**WORK TO COMPLETE**
Each entry must be reproduced precisely as it stands.

Excerpts from a dataset
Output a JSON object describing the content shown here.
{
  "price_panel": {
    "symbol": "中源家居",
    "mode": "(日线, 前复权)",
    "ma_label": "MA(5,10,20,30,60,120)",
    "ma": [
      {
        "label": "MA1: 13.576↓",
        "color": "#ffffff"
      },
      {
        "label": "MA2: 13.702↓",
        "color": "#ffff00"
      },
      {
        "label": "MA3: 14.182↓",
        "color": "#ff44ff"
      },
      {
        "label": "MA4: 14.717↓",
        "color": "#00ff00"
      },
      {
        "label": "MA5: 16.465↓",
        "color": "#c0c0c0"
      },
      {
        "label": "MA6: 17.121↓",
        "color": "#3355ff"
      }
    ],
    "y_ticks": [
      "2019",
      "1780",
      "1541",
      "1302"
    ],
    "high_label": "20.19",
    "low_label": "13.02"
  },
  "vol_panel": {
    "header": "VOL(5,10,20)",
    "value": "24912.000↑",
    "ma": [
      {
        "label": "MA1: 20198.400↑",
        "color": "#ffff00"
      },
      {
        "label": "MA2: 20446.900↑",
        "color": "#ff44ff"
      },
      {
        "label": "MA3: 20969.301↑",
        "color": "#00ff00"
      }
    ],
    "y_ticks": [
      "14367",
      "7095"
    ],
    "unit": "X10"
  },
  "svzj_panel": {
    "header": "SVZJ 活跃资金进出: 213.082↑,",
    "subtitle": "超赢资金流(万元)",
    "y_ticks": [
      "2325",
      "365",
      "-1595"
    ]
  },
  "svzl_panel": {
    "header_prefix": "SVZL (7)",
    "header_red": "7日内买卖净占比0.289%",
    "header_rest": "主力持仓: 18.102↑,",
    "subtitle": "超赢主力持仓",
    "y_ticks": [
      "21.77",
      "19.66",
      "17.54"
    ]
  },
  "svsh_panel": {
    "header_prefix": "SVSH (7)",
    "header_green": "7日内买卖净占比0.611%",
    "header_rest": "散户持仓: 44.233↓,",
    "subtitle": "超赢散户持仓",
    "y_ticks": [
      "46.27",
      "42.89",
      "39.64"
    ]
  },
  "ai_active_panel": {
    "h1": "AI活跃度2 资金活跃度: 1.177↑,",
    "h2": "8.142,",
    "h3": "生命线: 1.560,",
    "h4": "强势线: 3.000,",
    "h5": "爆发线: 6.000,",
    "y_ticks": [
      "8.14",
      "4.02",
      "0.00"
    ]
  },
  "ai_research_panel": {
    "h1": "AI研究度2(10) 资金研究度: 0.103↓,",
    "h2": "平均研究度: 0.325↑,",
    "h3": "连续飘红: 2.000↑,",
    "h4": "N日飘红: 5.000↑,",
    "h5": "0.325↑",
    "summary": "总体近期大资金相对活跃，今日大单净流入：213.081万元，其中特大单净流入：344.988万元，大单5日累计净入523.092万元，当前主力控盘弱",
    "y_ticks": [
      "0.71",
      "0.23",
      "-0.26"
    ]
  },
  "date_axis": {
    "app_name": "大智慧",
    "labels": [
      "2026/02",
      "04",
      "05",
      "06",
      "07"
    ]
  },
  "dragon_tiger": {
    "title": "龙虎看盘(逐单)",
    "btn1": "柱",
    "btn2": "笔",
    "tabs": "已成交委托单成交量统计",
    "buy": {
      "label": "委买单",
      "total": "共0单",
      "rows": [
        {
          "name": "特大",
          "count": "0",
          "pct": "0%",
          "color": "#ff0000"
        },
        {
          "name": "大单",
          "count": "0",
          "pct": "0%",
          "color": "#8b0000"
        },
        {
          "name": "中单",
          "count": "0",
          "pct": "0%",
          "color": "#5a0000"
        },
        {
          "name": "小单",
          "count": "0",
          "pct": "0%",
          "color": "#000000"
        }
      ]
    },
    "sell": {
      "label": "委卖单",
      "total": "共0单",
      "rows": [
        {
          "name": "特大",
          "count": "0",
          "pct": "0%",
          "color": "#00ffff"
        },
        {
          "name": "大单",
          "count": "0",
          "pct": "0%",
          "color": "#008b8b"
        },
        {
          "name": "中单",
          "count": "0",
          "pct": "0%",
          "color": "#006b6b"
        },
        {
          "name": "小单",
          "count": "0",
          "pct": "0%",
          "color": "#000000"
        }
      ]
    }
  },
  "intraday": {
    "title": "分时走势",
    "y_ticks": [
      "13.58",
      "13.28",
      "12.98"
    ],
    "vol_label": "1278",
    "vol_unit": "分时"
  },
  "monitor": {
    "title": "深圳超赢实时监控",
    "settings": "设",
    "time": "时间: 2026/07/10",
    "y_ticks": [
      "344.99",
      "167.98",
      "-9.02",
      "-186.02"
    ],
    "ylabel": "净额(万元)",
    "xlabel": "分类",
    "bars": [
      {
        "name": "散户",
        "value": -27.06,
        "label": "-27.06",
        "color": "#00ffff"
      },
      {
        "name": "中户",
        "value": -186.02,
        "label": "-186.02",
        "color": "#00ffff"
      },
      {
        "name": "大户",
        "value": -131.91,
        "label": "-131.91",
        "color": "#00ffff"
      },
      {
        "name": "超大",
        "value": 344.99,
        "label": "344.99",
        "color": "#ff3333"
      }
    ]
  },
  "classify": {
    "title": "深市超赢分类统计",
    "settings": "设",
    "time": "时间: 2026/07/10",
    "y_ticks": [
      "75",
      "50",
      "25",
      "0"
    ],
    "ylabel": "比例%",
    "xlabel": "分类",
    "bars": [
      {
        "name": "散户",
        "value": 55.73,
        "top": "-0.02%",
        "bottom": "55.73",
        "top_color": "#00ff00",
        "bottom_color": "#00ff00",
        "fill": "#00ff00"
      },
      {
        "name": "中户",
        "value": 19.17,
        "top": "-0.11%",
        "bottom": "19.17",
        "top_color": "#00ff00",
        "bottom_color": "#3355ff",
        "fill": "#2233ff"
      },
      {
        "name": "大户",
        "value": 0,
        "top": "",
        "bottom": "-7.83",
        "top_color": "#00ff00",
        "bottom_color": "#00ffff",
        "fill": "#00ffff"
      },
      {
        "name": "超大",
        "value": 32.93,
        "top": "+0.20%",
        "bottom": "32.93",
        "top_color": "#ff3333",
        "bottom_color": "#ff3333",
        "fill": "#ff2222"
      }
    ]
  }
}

**RESPONSE AREA**
Output a JSON object describing the content shown here.
{
  "price_panel": {
    "symbol": "中源家居",
    "mode": "(日线, 前复权)",
    "ma_label": "MA(5,10,20,30,60,120)",
    "ma": [
      {
        "label": "MA1: 13.576↓",
        "color": "#ffffff"
      },
      {
        "label": "MA2: 13.702↓",
        "color": "#ffff00"
      },
      {
        "label": "MA3: 14.182↓",
        "color": "#ff44ff"
      },
      {
        "label": "MA4: 14.717↓",
        "color": "#00ff00"
      },
      {
        "label": "MA5: 16.465↓",
        "color": "#c0c0c0"
      },
      {
        "label": "MA6: 17.121↓",
        "color": "#3355ff"
      }
    ],
    "y_ticks": [
      "2019",
      "1780",
      "1541",
      "1302"
    ],
    "high_label": "20.19",
    "low_label": "13.02"
  },
  "vol_panel": {
    "header": "VOL(5,10,20)",
    "value": "24912.000↑",
    "ma": [
      {
        "label": "MA1: 20198.400↑",
        "color": "#ffff00"
      },
      {
        "label": "MA2: 20446.900↑",
        "color": "#ff44ff"
      },
      {
        "label": "MA3: 20969.301↑",
        "color": "#00ff00"
      }
    ],
    "y_ticks": [
      "14367",
      "7095"
    ],
    "unit": "X10"
  },
  "svzj_panel": {
    "header": "SVZJ 活跃资金进出: 213.082↑,",
    "subtitle": "超赢资金流(万元)",
    "y_ticks": [
      "2325",
      "365",
      "-1595"
    ]
  },
  "svzl_panel": {
    "header_prefix": "SVZL (7)",
    "header_red": "7日内买卖净占比0.289%",
    "header_rest": "主力持仓: 18.102↑,",
    "subtitle": "超赢主力持仓",
    "y_ticks": [
      "21.77",
      "19.66",
      "17.54"
    ]
  },
  "svsh_panel": {
    "header_prefix": "SVSH (7)",
    "header_green": "7日内买卖净占比0.611%",
    "header_rest": "散户持仓: 44.233↓,",
    "subtitle": "超赢散户持仓",
    "y_ticks": [
      "46.27",
      "42.89",
      "39.64"
    ]
  },
  "ai_active_panel": {
    "h1": "AI活跃度2 资金活跃度: 1.177↑,",
    "h2": "8.142,",
    "h3": "生命线: 1.560,",
    "h4": "强势线: 3.000,",
    "h5": "爆发线: 6.000,",
    "y_ticks": [
      "8.14",
      "4.02",
      "0.00"
    ]
  },
  "ai_research_panel": {
    "h1": "AI研究度2(10) 资金研究度: 0.103↓,",
    "h2": "平均研究度: 0.325↑,",
    "h3": "连续飘红: 2.000↑,",
    "h4": "N日飘红: 5.000↑,",
    "h5": "0.325↑",
    "summary": "总体近期大资金相对活跃，今日大单净流入：213.081万元，其中特大单净流入：344.988万元，大单5日累计净入523.092万元，当前主力控盘弱",
    "y_ticks": [
      "0.71",
      "0.23",
      "-0.26"
    ]
  },
  "date_axis": {
    "app_name": "大智慧",
    "labels": [
      "2026/02",
      "04",
      "05",
      "06",
      "07"
    ]
  },
  "dragon_tiger": {
    "title": "龙虎看盘(逐单)",
    "btn1": "柱",
    "btn2": "笔",
    "tabs": "已成交委托单成交量统计",
    "buy": {
      "label": "委买单",
      "total": "共0单",
      "rows": [
        {
          "name": "特大",
          "count": "0",
          "pct": "0%",
          "color": "#ff0000"
        },
        {
          "name": "大单",
          "count": "0",
          "pct": "0%",
          "color": "#8b0000"
        },
        {
          "name": "中单",
          "count": "0",
          "pct": "0%",
          "color": "#5a0000"
        },
        {
          "name": "小单",
          "count": "0",
          "pct": "0%",
          "color": "#000000"
        }
      ]
    },
    "sell": {
      "label": "委卖单",
      "total": "共0单",
      "rows": [
        {
          "name": "特大",
          "count": "0",
          "pct": "0%",
          "color": "#00ffff"
        },
        {
          "name": "大单",
          "count": "0",
          "pct": "0%",
          "color": "#008b8b"
        },
        {
          "name": "中单",
          "count": "0",
          "pct": "0%",
          "color": "#006b6b"
        },
        {
          "name": "小单",
          "count": "0",
          "pct": "0%",
          "color": "#000000"
        }
      ]
    }
  },
  "intraday": {
    "title": "分时走势",
    "y_ticks": [
      "13.58",
      "13.28",
      "12.98"
    ],
    "vol_label": "1278",
    "vol_unit": "分时"
  },
  "monitor": {
    "title": "深圳超赢实时监控",
    "settings": "设",
    "time": "时间: 2026/07/10",
    "y_ticks": [
      "344.99",
      "167.98",
      "-9.02",
      "-186.02"
    ],
    "ylabel": "净额(万元)",
    "xlabel": "分类",
    "bars": [
      {
        "name": "散户",
        "value": -27.06,
        "label": "-27.06",
        "color": "#00ffff"
      },
      {
        "name": "中户",
        "value": -186.02,
        "label": "-186.02",
        "color": "#00ffff"
      },
      {
        "name": "大户",
        "value": -131.91,
        "label": "-131.91",
        "color": "#00ffff"
      },
      {
        "name": "超大",
        "value": 344.99,
        "label": "344.99",
        "color": "#ff3333"
      }
    ]
  },
  "classify": {
    "title": "深市超赢分类统计",
    "settings": "设",
    "time": "时间: 2026/07/10",
    "y_ticks": [
      "75",
      "50",
      "25",
      "0"
    ],
    "ylabel": "比例%",
    "xlabel": "分类",
    "bars": [
      {
        "name": "散户",
        "value": 55.73,
        "top": "-0.02%",
        "bottom": "55.73",
        "top_color": "#00ff00",
        "bottom_color": "#00ff00",
        "fill": "#00ff00"
      },
      {
        "name": "中户",
        "value": 19.17,
        "top": "-0.11%",
        "bottom": "19.17",
        "top_color": "#00ff00",
        "bottom_color": "#3355ff",
        "fill": "#2233ff"
      },
      {
        "name": "大户",
        "value": 0,
        "top": "",
        "bottom": "-7.83",
        "top_color": "#00ff00",
        "bottom_color": "#00ffff",
        "fill": "#00ffff"
      },
      {
        "name": "超大",
        "value": 32.93,
        "top": "+0.20%",
        "bottom": "32.93",
        "top_color": "#ff3333",
        "bottom_color": "#ff3333",
        "fill": "#ff2222"
      }
    ]
  }
}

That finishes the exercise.